  private void GetAccountInformation(string email, string password) { try { DwollaLibrary dwollaLibrary = new DwollaLibrary();   string url = dwollaLibrary.GetDwollaJsonURL() + "/account_information";   Dictionary<string, string> parameters = new Dictionary<string, string>(); parameters.Add("APIUsername", dwollaLibrary.GetAPIKey()); parameters.Add("APIPassword", dwollaLibrary.GetAPICode()); parameters.Add("AccountIdentifier", email); parameters.Add("Password", password);   HttpWebRequest request = (HttpWebRequest)HttpWebRequest.Create(url); request.Method = "POST"; request.ContentType = "application/json"; request.Accept = "application/json";   MyState state = new MyState(); state.Request = request; state.Parameters = parameters; request.BeginGetRequestStream(LoadRequestBegin, state); } catch (Exception) { myProgress.Visibility = Visibility.Collapsed; } }   Setup the parameters and call to get the response. private void LoadRequestBegin(IAsyncResult result) { try { var dwollaLibrary = new DwollaLibrary(); var state = (MyState)result.AsyncState; HttpWebRequest request = state.Request; using (Stream stream = request.EndGetRequestStream(result)) { using (StreamWriter writer = new StreamWriter(stream)) { string jsonParams = BuildParameters(state.Parameters); writer.Write(jsonParams); } } request.BeginGetResponse(LoadRequestComplete, request);   } catch (Exception) { myProgress.Visibility = Visibility.Collapsed; } }   Here is the method to handle the response.  Some notes:
  • I get the JSON results back in the response and get that string setup to load into my AccountInformation class.
  • I am using the DataContractJsonSerializer class to load the JSON string into my AccountInformation class.  Note the line where I declare "accountInformation".  The constructor of the AccountInformation class handles this.  This code is in the next section.

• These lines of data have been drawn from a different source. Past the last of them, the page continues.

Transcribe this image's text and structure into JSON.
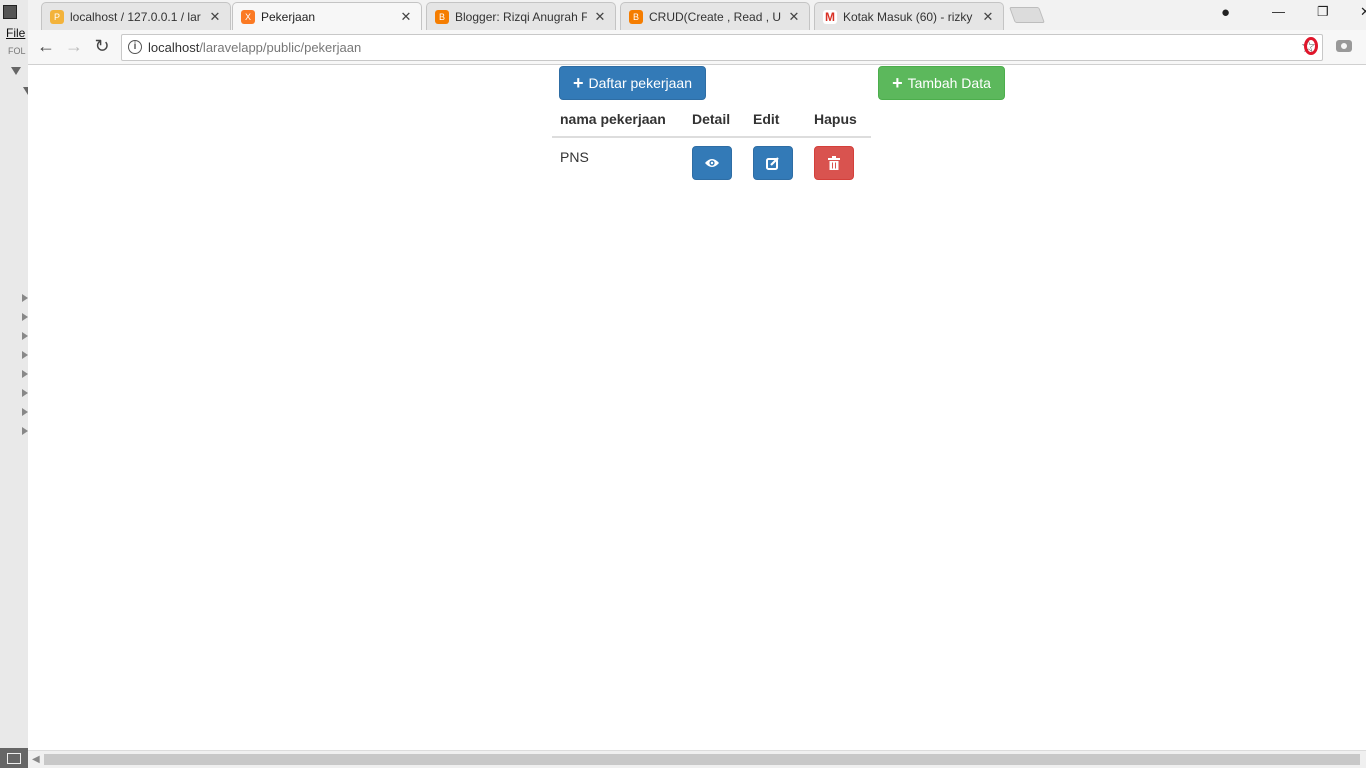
{
  "browser": {
    "tabs": [
      {
        "label": "localhost / 127.0.0.1 / lar",
        "favicon": "phpmyadmin-icon"
      },
      {
        "label": "Pekerjaan",
        "favicon": "xampp-icon",
        "active": true
      },
      {
        "label": "Blogger: Rizqi Anugrah F",
        "favicon": "blogger-icon"
      },
      {
        "label": "CRUD(Create , Read , Up",
        "favicon": "blogger-icon"
      },
      {
        "label": "Kotak Masuk (60) - rizky",
        "favicon": "gmail-icon"
      }
    ],
    "url_host": "localhost",
    "url_path": "/laravelapp/public/pekerjaan"
  },
  "background_app": {
    "menu_file": "File",
    "folders_label": "FOL"
  },
  "page": {
    "daftar_button": "Daftar pekerjaan",
    "tambah_button": "Tambah Data",
    "table": {
      "headers": [
        "nama pekerjaan",
        "Detail",
        "Edit",
        "Hapus"
      ],
      "rows": [
        {
          "nama": "PNS"
        }
      ]
    }
  },
  "colors": {
    "primary": "#337ab7",
    "success": "#5cb85c",
    "danger": "#d9534f"
  }
}
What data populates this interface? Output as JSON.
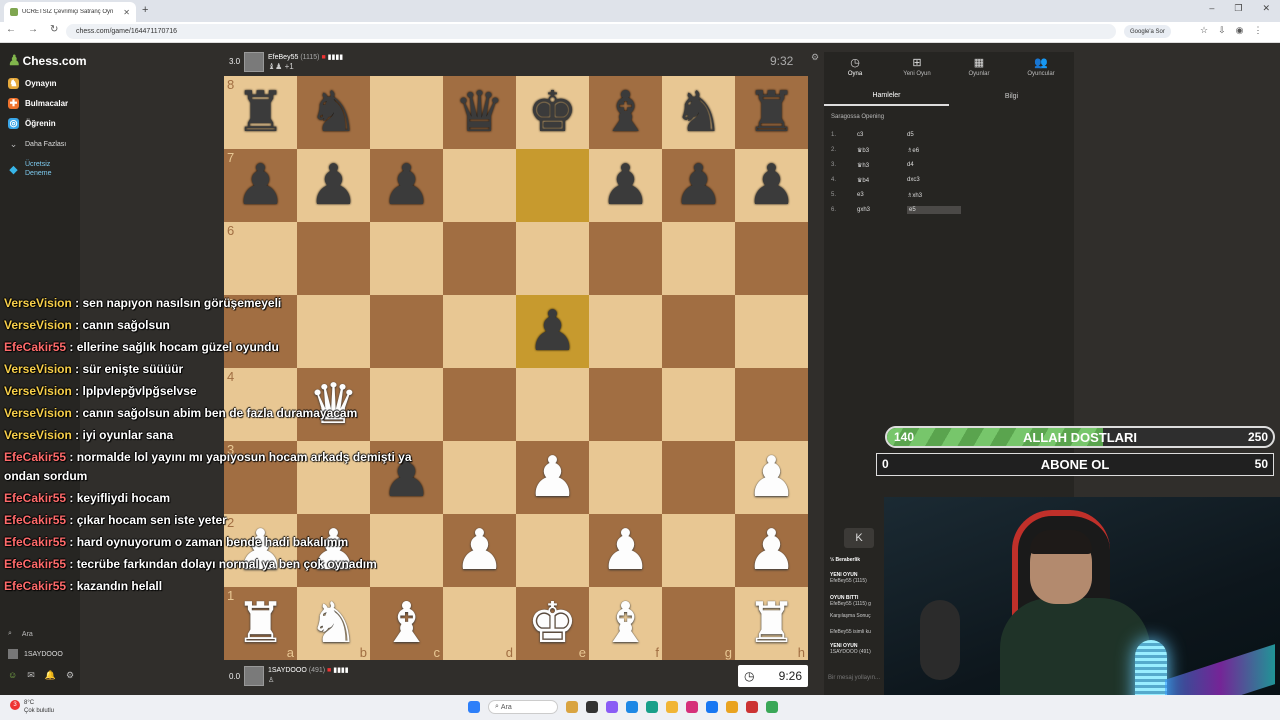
{
  "browser": {
    "tab_title": "ÜCRETSİZ Çevrimiçi Satranç Oyn",
    "new_tab": "+",
    "url": "chess.com/game/164471170716",
    "google_button": "Google'a Sor",
    "window_controls": [
      "–",
      "❐",
      "✕"
    ]
  },
  "sidebar": {
    "logo": "Chess.com",
    "items": [
      {
        "label": "Oynayın",
        "icon": "play-icon",
        "color": "#e5a93c"
      },
      {
        "label": "Bulmacalar",
        "icon": "puzzle-icon",
        "color": "#f0732d"
      },
      {
        "label": "Öğrenin",
        "icon": "learn-icon",
        "color": "#39a6e8"
      },
      {
        "label": "Daha Fazlası",
        "icon": "chevron-down-icon",
        "color": "#777777"
      },
      {
        "label": "Ücretsiz Deneme",
        "icon": "diamond-icon",
        "color": "#37b5e8"
      }
    ],
    "search": "Ara",
    "username": "1SAYDOOO"
  },
  "top_player": {
    "eval": "3.0",
    "name": "EfeBey55",
    "rating": "(1115)",
    "captured": "♝♟ +1",
    "clock": "9:32"
  },
  "bottom_player": {
    "eval": "0.0",
    "name": "1SAYDOOO",
    "rating": "(491)",
    "clock": "9:26"
  },
  "board": {
    "ranks": [
      "8",
      "7",
      "6",
      "5",
      "4",
      "3",
      "2",
      "1"
    ],
    "files": [
      "a",
      "b",
      "c",
      "d",
      "e",
      "f",
      "g",
      "h"
    ],
    "highlight": [
      "e7",
      "e5"
    ],
    "position": [
      [
        "bR",
        "bN",
        "",
        "bQ",
        "bK",
        "bB",
        "bN",
        "bR"
      ],
      [
        "bP",
        "bP",
        "bP",
        "",
        "",
        "bP",
        "bP",
        "bP"
      ],
      [
        "",
        "",
        "",
        "",
        "",
        "",
        "",
        ""
      ],
      [
        "",
        "",
        "",
        "",
        "bP",
        "",
        "",
        ""
      ],
      [
        "",
        "wQ",
        "",
        "",
        "",
        "",
        "",
        ""
      ],
      [
        "",
        "",
        "bP",
        "",
        "wP",
        "",
        "",
        "wP"
      ],
      [
        "wP",
        "wP",
        "",
        "wP",
        "",
        "wP",
        "",
        "wP"
      ],
      [
        "wR",
        "wN",
        "wB",
        "",
        "wK",
        "wB",
        "",
        "wR"
      ]
    ]
  },
  "right_panel": {
    "tabs": [
      {
        "label": "Oyna",
        "icon": "clock-icon"
      },
      {
        "label": "Yeni Oyun",
        "icon": "plus-icon"
      },
      {
        "label": "Oyunlar",
        "icon": "grid-icon"
      },
      {
        "label": "Oyuncular",
        "icon": "users-icon"
      }
    ],
    "subtabs": [
      "Hamleler",
      "Bilgi"
    ],
    "opening": "Saragossa Opening",
    "moves": [
      {
        "n": "1.",
        "w": "c3",
        "b": "d5"
      },
      {
        "n": "2.",
        "w": "♛b3",
        "b": "♗e6"
      },
      {
        "n": "3.",
        "w": "♛h3",
        "b": "d4"
      },
      {
        "n": "4.",
        "w": "♛b4",
        "b": "dxc3"
      },
      {
        "n": "5.",
        "w": "e3",
        "b": "♗xh3"
      },
      {
        "n": "6.",
        "w": "gxh3",
        "b": "e5"
      }
    ],
    "first_button": "K",
    "log": [
      {
        "head": "½ Beraberlik",
        "text": ""
      },
      {
        "head": "YENİ OYUN",
        "text": "EfeBey55 (1115)"
      },
      {
        "head": "OYUN BİTTİ",
        "text": "EfeBey55 (1115) g"
      },
      {
        "head": "",
        "text": "Karşılaşma Sonuç"
      },
      {
        "head": "",
        "text": "EfeBey55 isimli ku"
      },
      {
        "head": "YENİ OYUN",
        "text": "1SAYDOOO (491)"
      }
    ],
    "message_placeholder": "Bir mesaj yollayın..."
  },
  "overlay": {
    "goal1": {
      "start": "140",
      "title": "ALLAH DOSTLARI",
      "goal": "250",
      "progress": 0.56
    },
    "goal2": {
      "start": "0",
      "title": "ABONE OL",
      "goal": "50",
      "progress": 0
    }
  },
  "chat": [
    {
      "user": "VerseVision",
      "msg": "sen napıyon nasılsın görüşemeyeli",
      "color": "u1"
    },
    {
      "user": "VerseVision",
      "msg": "canın sağolsun",
      "color": "u1"
    },
    {
      "user": "EfeCakir55",
      "msg": "ellerine sağlık hocam güzel oyundu",
      "color": "u2"
    },
    {
      "user": "VerseVision",
      "msg": "sür enişte süüüür",
      "color": "u1"
    },
    {
      "user": "VerseVision",
      "msg": "lplpvlepğvlpğselvse",
      "color": "u1"
    },
    {
      "user": "VerseVision",
      "msg": "canın sağolsun abim ben de fazla duramayacam",
      "color": "u1"
    },
    {
      "user": "VerseVision",
      "msg": "iyi oyunlar sana",
      "color": "u1"
    },
    {
      "user": "EfeCakir55",
      "msg": "normalde lol yayını mı yapıyosun hocam arkadş demişti ya",
      "color": "u2",
      "cont": "ondan sordum"
    },
    {
      "user": "EfeCakir55",
      "msg": "keyifliydi hocam",
      "color": "u2"
    },
    {
      "user": "EfeCakir55",
      "msg": "çıkar hocam sen iste yeter",
      "color": "u2"
    },
    {
      "user": "EfeCakir55",
      "msg": "hard oynuyorum o zaman bende hadi bakalımm",
      "color": "u2"
    },
    {
      "user": "EfeCakir55",
      "msg": "tecrübe farkından dolayı normal ya ben çok oynadım",
      "color": "u2"
    },
    {
      "user": "EfeCakir55",
      "msg": "kazandın helall",
      "color": "u2"
    }
  ],
  "taskbar": {
    "weather_temp": "8°C",
    "weather_text": "Çok bulutlu",
    "search": "Ara"
  }
}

  private void LoadRequestComplete(IAsyncResult result) { try { string json = ""; this.Dispatcher.BeginInvoke(delegate() { try { HttpWebRequest request = (HttpWebRequest)result.AsyncState; WebResponse response = request.EndGetResponse(result); using (Stream stream = response.GetResponseStream()) { using (StreamReader reader = new StreamReader(stream)) { json = reader.ReadToEnd(); } }   string jsonResults = json.Replace("{"AccountInformationResult":", "").Replace("}}", "}"); var accountInformation = new AccountInformation(jsonResults); if (accountInformation.Id != "") { txtAccount.Text = accountInformation.Id; txtBalance.Text = string.Format("{0:C}", accountInformation.Balance); } myProgress.Visibility = Visibility.Collapsed; } catch (Exception) { myProgress.Visibility = Visibility.Collapsed; } }); } catch (Exception ex) { myProgress.Visibility = Visibility.Collapsed; } }   Parsing out the data.  I found that the DataContractJsonSerializer class is pretty cool - parses the JSON string into my class automagically.  The following code snippets accomplishes this.   using System.Runtime.Serialization.Json; using System.IO; using System.Text;   namespace DwollaApp.Components { public static class Extensions { public static T FromJSON<T>(this T obj, string json) where T : class { using (MemoryStream stream = new MemoryStream(Encoding.Unicode.GetBytes(json))) { DataContractJsonSerializer serializer = new DataContractJsonSerializer(typeof(T)); return serializer.ReadObject(stream) as T; } } }   public class AccountInformation { public AccountInformation() { }   public AccountInformation(string json) { AccountInformation accountInfo = this.FromJSON(json);   _id = accountInfo.Id; _name = accountInfo.Name; } ... } } Once I had this framework in place I was able to use this approach for all of my API calls.  If you have a WP7 phone you can download the Dwolla app and give it a try.  You will need to setup a free account at www.dwolla.com to establish your account. Happy coding!